3 places to watch, hear and dance tango in Buenos Aires
The best way to get to know Buenos Aires and its residents, known as portenos, is to dance with them.
Sunday Milonga in Buenos Aires, by Nico Miller
“My favorite thing about Buenos Aires when I lived there was Sunday. Every Sunday, it seemed the whole city would go outside and sit. Every park and outdoor space was completely filled with crowds of people drinking mate. Sometimes there would be an outdoor milonga (like the one in the photo), where strangers and professionals would all dance tango in the park.”
Rojo Tango: The Best Tango in the World, by Greg Oates
“I’ve attended quite a few professional tango shows over the years, but I’ve always wondered where you can see the best tango in the world on any given night. Rojo Tango – “a mix of love, passion, madness and glamour” – at the high-fashion Faena Hotel in Buenos Aires might be it.

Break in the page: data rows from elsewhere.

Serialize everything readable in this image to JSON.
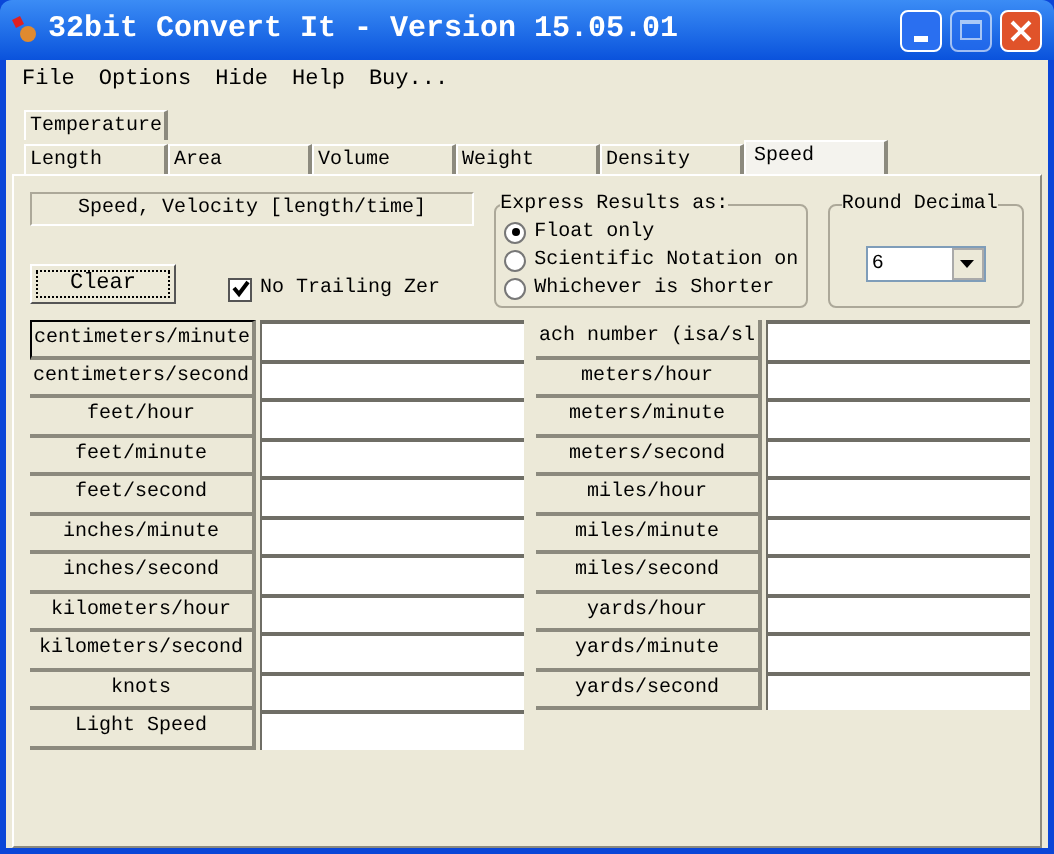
{
  "window": {
    "title": "32bit Convert It - Version 15.05.01"
  },
  "menu": [
    "File",
    "Options",
    "Hide",
    "Help",
    "Buy..."
  ],
  "tab_rows": [
    [
      {
        "label": "Temperature",
        "selected": false
      }
    ],
    [
      {
        "label": "Length",
        "selected": false
      },
      {
        "label": "Area",
        "selected": false
      },
      {
        "label": "Volume",
        "selected": false
      },
      {
        "label": "Weight",
        "selected": false
      },
      {
        "label": "Density",
        "selected": false
      },
      {
        "label": "Speed",
        "selected": true
      }
    ]
  ],
  "category_label": "Speed, Velocity [length/time]",
  "clear_button": "Clear",
  "no_trailing": {
    "label": "No Trailing Zer",
    "checked": true
  },
  "express": {
    "title": "Express Results as:",
    "options": [
      {
        "label": "Float only",
        "selected": true
      },
      {
        "label": "Scientific Notation on",
        "selected": false
      },
      {
        "label": "Whichever is Shorter",
        "selected": false
      }
    ]
  },
  "round_decimal": {
    "title": "Round Decimal",
    "value": "6"
  },
  "left_units": [
    "centimeters/minute",
    "centimeters/second",
    "feet/hour",
    "feet/minute",
    "feet/second",
    "inches/minute",
    "inches/second",
    "kilometers/hour",
    "kilometers/second",
    "knots",
    "Light Speed"
  ],
  "right_units": [
    "ach number (isa/sl",
    "meters/hour",
    "meters/minute",
    "meters/second",
    "miles/hour",
    "miles/minute",
    "miles/second",
    "yards/hour",
    "yards/minute",
    "yards/second"
  ]
}
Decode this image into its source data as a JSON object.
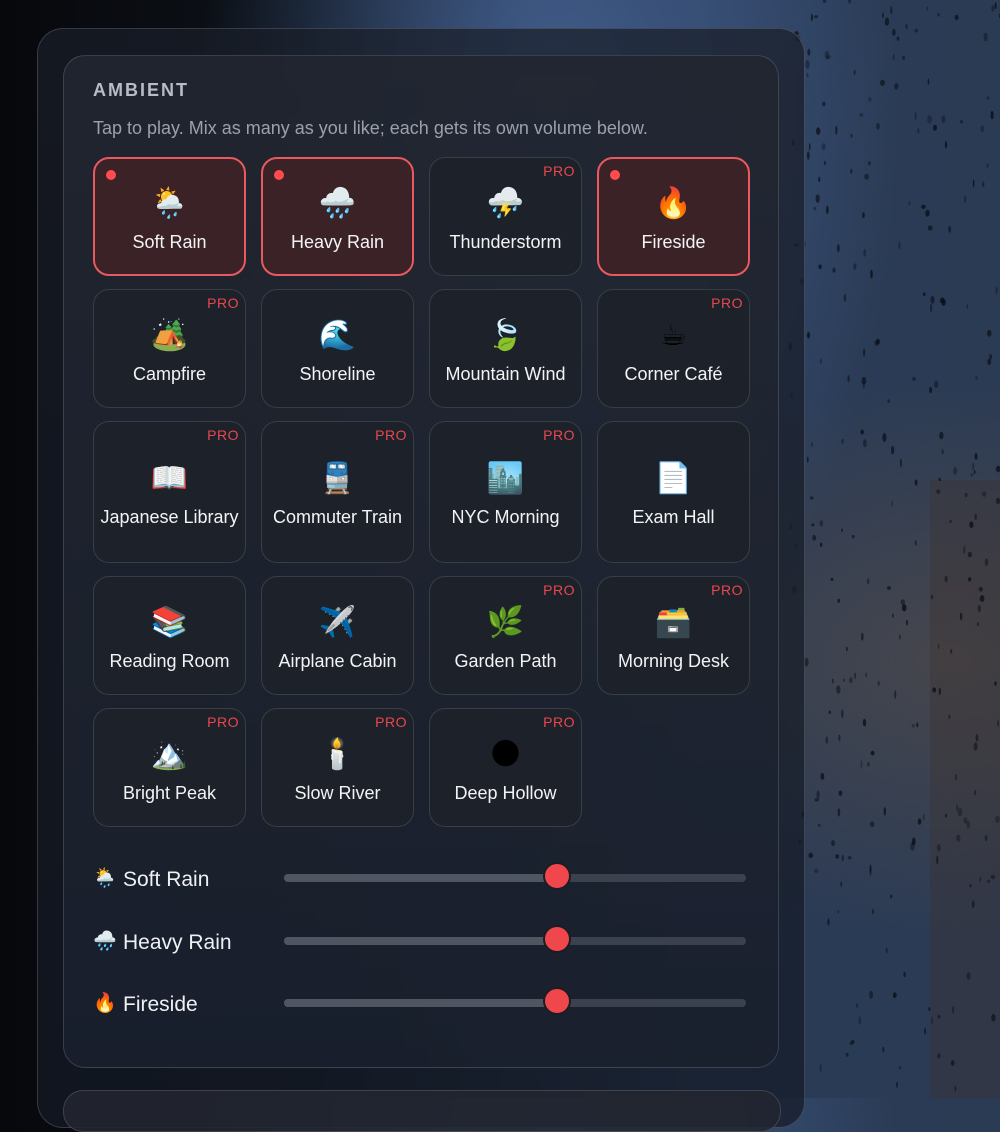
{
  "panel": {
    "title": "AMBIENT",
    "subtitle": "Tap to play. Mix as many as you like; each gets its own volume below."
  },
  "tiles": [
    {
      "emoji": "🌦️",
      "icon": "sun-rain-icon",
      "name": "Soft Rain",
      "active": true,
      "pro": false
    },
    {
      "emoji": "🌧️",
      "icon": "rain-cloud-icon",
      "name": "Heavy Rain",
      "active": true,
      "pro": false
    },
    {
      "emoji": "⛈️",
      "icon": "thunder-cloud-icon",
      "name": "Thunderstorm",
      "active": false,
      "pro": true
    },
    {
      "emoji": "🔥",
      "icon": "fire-icon",
      "name": "Fireside",
      "active": true,
      "pro": false
    },
    {
      "emoji": "🏕️",
      "icon": "camping-icon",
      "name": "Campfire",
      "active": false,
      "pro": true
    },
    {
      "emoji": "🌊",
      "icon": "wave-icon",
      "name": "Shoreline",
      "active": false,
      "pro": false
    },
    {
      "emoji": "🍃",
      "icon": "leaves-icon",
      "name": "Mountain Wind",
      "active": false,
      "pro": false
    },
    {
      "emoji": "☕",
      "icon": "coffee-icon",
      "name": "Corner Café",
      "active": false,
      "pro": true
    },
    {
      "emoji": "📖",
      "icon": "book-icon",
      "name": "Japanese Library",
      "active": false,
      "pro": true
    },
    {
      "emoji": "🚆",
      "icon": "train-icon",
      "name": "Commuter Train",
      "active": false,
      "pro": true
    },
    {
      "emoji": "🏙️",
      "icon": "cityscape-icon",
      "name": "NYC Morning",
      "active": false,
      "pro": true
    },
    {
      "emoji": "📄",
      "icon": "page-icon",
      "name": "Exam Hall",
      "active": false,
      "pro": false
    },
    {
      "emoji": "📚",
      "icon": "books-icon",
      "name": "Reading Room",
      "active": false,
      "pro": false
    },
    {
      "emoji": "✈️",
      "icon": "airplane-icon",
      "name": "Airplane Cabin",
      "active": false,
      "pro": false
    },
    {
      "emoji": "🌿",
      "icon": "herb-icon",
      "name": "Garden Path",
      "active": false,
      "pro": true
    },
    {
      "emoji": "🗃️",
      "icon": "card-box-icon",
      "name": "Morning Desk",
      "active": false,
      "pro": true
    },
    {
      "emoji": "🏔️",
      "icon": "mountain-icon",
      "name": "Bright Peak",
      "active": false,
      "pro": true
    },
    {
      "emoji": "🕯️",
      "icon": "candle-icon",
      "name": "Slow River",
      "active": false,
      "pro": true
    },
    {
      "emoji": "🌑",
      "icon": "new-moon-icon",
      "name": "Deep Hollow",
      "active": false,
      "pro": true
    }
  ],
  "pro_label": "PRO",
  "sliders": [
    {
      "emoji": "🌦️",
      "icon": "sun-rain-icon",
      "label": "Soft Rain",
      "value": 0.59
    },
    {
      "emoji": "🌧️",
      "icon": "rain-cloud-icon",
      "label": "Heavy Rain",
      "value": 0.59
    },
    {
      "emoji": "🔥",
      "icon": "fire-icon",
      "label": "Fireside",
      "value": 0.59
    }
  ],
  "colors": {
    "accent": "#f0474c",
    "active_border": "#e85a5f",
    "active_bg": "#3a2227",
    "pro": "#e8484d"
  }
}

The room is really small. Maybe 50 people are sandwiched around tiny cafe tables between the 10-piece band and short stage. Grab a seat by the band or right upfront so you’ll feel like you’re almost part of show.
With the accordian player directly behind me, the lights go down and the show begins quietly with one couple. Then two and three. As the music crescendos, four couples are spinning wildly without bumping into each other or flying into the crowd. The intimacy of the space mixed with the frenzy of the dancers is overwhelming.

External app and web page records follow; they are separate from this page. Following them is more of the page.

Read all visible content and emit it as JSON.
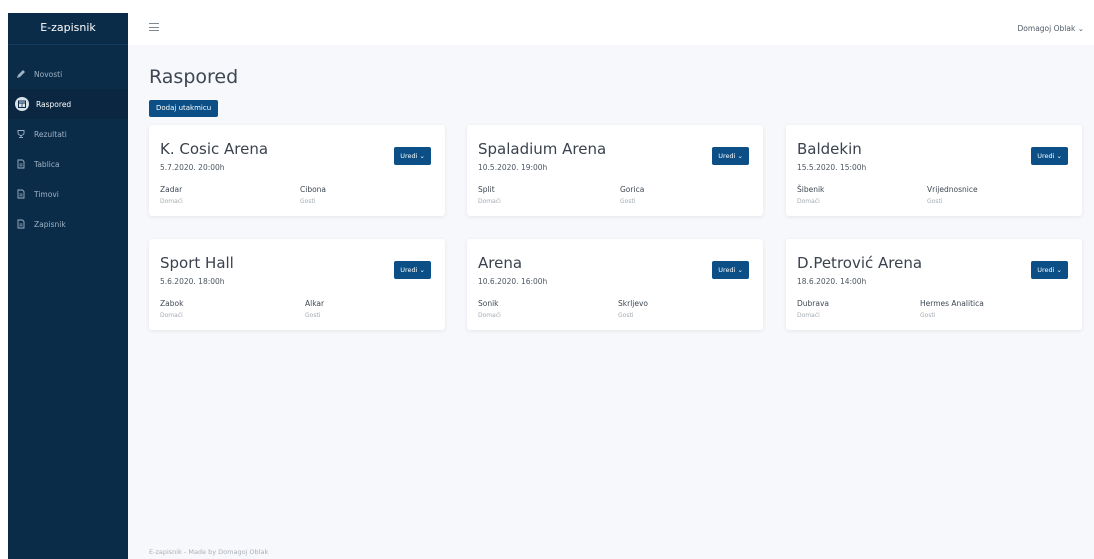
{
  "app": {
    "brand": "E-zapisnik"
  },
  "sidebar": {
    "items": [
      {
        "label": "Novosti",
        "icon": "pencil-icon",
        "active": false
      },
      {
        "label": "Raspored",
        "icon": "calendar-icon",
        "active": true
      },
      {
        "label": "Rezultati",
        "icon": "trophy-icon",
        "active": false
      },
      {
        "label": "Tablica",
        "icon": "document-icon",
        "active": false
      },
      {
        "label": "Timovi",
        "icon": "document-icon",
        "active": false
      },
      {
        "label": "Zapisnik",
        "icon": "document-icon",
        "active": false
      }
    ]
  },
  "topbar": {
    "user": "Domagoj Oblak"
  },
  "page": {
    "title": "Raspored",
    "add_button": "Dodaj utakmicu",
    "edit_label": "Uredi",
    "home_role": "Domaći",
    "away_role": "Gosti"
  },
  "matches": [
    {
      "arena": "K. Cosic Arena",
      "datetime": "5.7.2020. 20:00h",
      "home": "Zadar",
      "away": "Cibona"
    },
    {
      "arena": "Spaladium Arena",
      "datetime": "10.5.2020. 19:00h",
      "home": "Split",
      "away": "Gorica"
    },
    {
      "arena": "Baldekin",
      "datetime": "15.5.2020. 15:00h",
      "home": "Šibenik",
      "away": "Vrijednosnice"
    },
    {
      "arena": "Sport Hall",
      "datetime": "5.6.2020. 18:00h",
      "home": "Zabok",
      "away": "Alkar"
    },
    {
      "arena": "Arena",
      "datetime": "10.6.2020. 16:00h",
      "home": "Sonik",
      "away": "Skrljevo"
    },
    {
      "arena": "D.Petrović Arena",
      "datetime": "18.6.2020. 14:00h",
      "home": "Dubrava",
      "away": "Hermes Analitica"
    }
  ],
  "footer": "E-zapisnik - Made by Domagoj Oblak",
  "colors": {
    "sidebar": "#0b2c49",
    "accent": "#0b4f86",
    "background": "#f7f8fb"
  }
}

When one male dancer whipped around his partner and spun her almost violently downward, he caught her inches before she hit the hardwood floor. The crowd exhaled in one collective gasp at the combination of emotional abandon and physical precision.
The world’s best tango partners dance together, and only together, for many years to reach this level. Rojo Tango feels like the purest result of that collaboration, unadorned with the theatrics and hubris surrounding the mass market tango shows elsewhere around town. You have to pay a little more here but it’s worth the splurge. You will never look at two people dancing the same way again.”
The Street Musicians of Buenos Aires, by Matthew Keesecker
“While exploring the city streets of Buenos Aires, you will be delighted to find the occasional ‘pop up’ band along the way. There is no rhyme or reason to finding them, and compared to the usual ‘one man bands’ you see in the states, here you get the whole crew. People don’t just stop for a minute or two, they stay for a while, as these are talented individuals. And as you can see from the less-than-mobile instruments, they have rather elaborate and impressive musical arrangements.”
Read the full article on the AFAR website.